EGU2020-6342, updated on 12 Jun 2020
EGU General Assembly 2020
© Author(s) 2020. This work is distributed under
the Creative Commons Attribution 4.0 License.

Improving soil moisture estimation through a dual-cycle assimilation strategy

Jiaxin Tian1,3, Jun Qin1, and Kun Yang2
Jiaxin Tian et al.
  • 1National Tibetan Plateau Data Center, Institute of Tibetan Plateau Research, Chinese Academy of Sciences, Beijing 100101, China. (
  • 2Ministry of Education Key Laboratory for Earth System Modeling, Department of Earth System Science, Tsinghua University, Beijing 100084, China.(
  • 3University of Chinese Academy of Sciences, Beijing 100049, China((

Soil moisture plays a key role in land surface processes. Both remote sensing and model simulation have their respective limitations in the estimation of soil moisture on a large spatial scale. Data assimilation is a promising way to merge remote sensing observation and land surface model (LSM), thus having a potential to acquire more accurate soil moisture. Two mainstream assimilation algorithms (variational-based and sequential-based) both need model and observation uncertainties due to their great impact on assimilation results. Besides, as far as land surface models are concerned, model parameters have a significant implication for simulation. However, how to specify these two uncertainties and parameters has been confusing for a long time. A dual-cycle assimilation algorithm, which consists of two cycles, is proposed for addressing the above issue. In the outer cycle, a cost function is constructed and minimized to estimate model parameters and uncertainties in both model and observation. In the inner cycle, a sequentially based filtering method is implemented to estimate soil moisture with the parameters and uncertainties estimated in the outer cycle. For the illustration of the effectiveness of the proposed algorithm, the Advanced Microwave Scanning Radiometer of earth Observing System (AMSR-E) brightness temperatures are assimilated into land surface model with a radiative transfer model as the observation operator in three experimental fields, including Naqu and Ngari on the Tibetan Plateau, and Coordinate Enhanced Observing (CEOP) reference site on Mongolia. The results indicate that the assimilation algorithm can significantly improve soil moisture estimation.

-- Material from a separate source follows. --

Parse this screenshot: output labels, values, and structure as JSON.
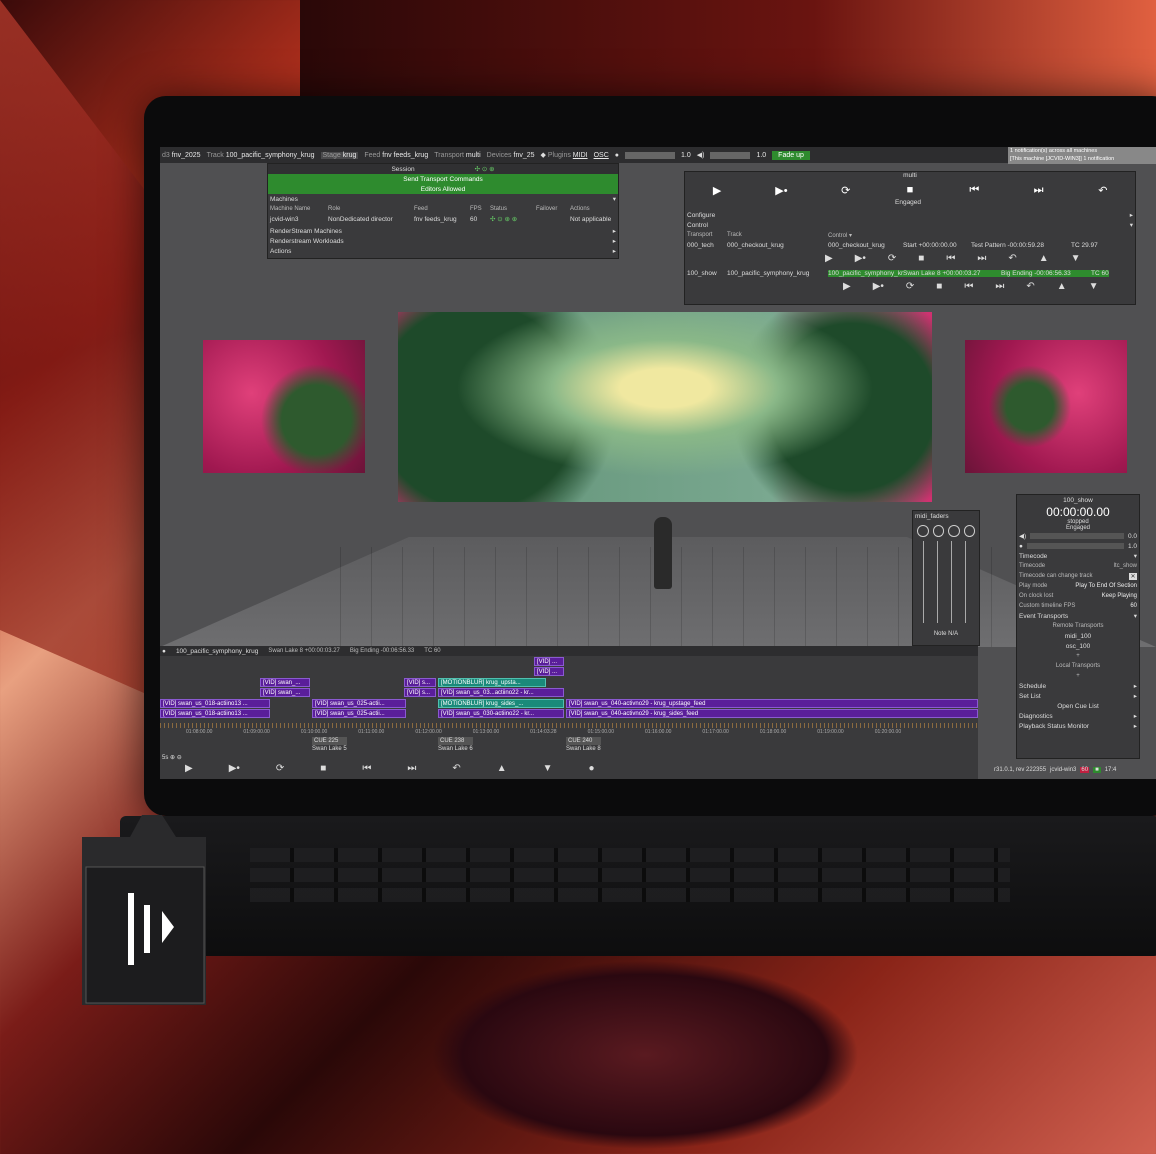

How to cite: Tian, J., Qin, J., and Yang, K.: Improving soil moisture estimation through a dual-cycle assimilation strategy, EGU General Assembly 2020, Online, 4–8 May 2020, EGU2020-6342,, 2020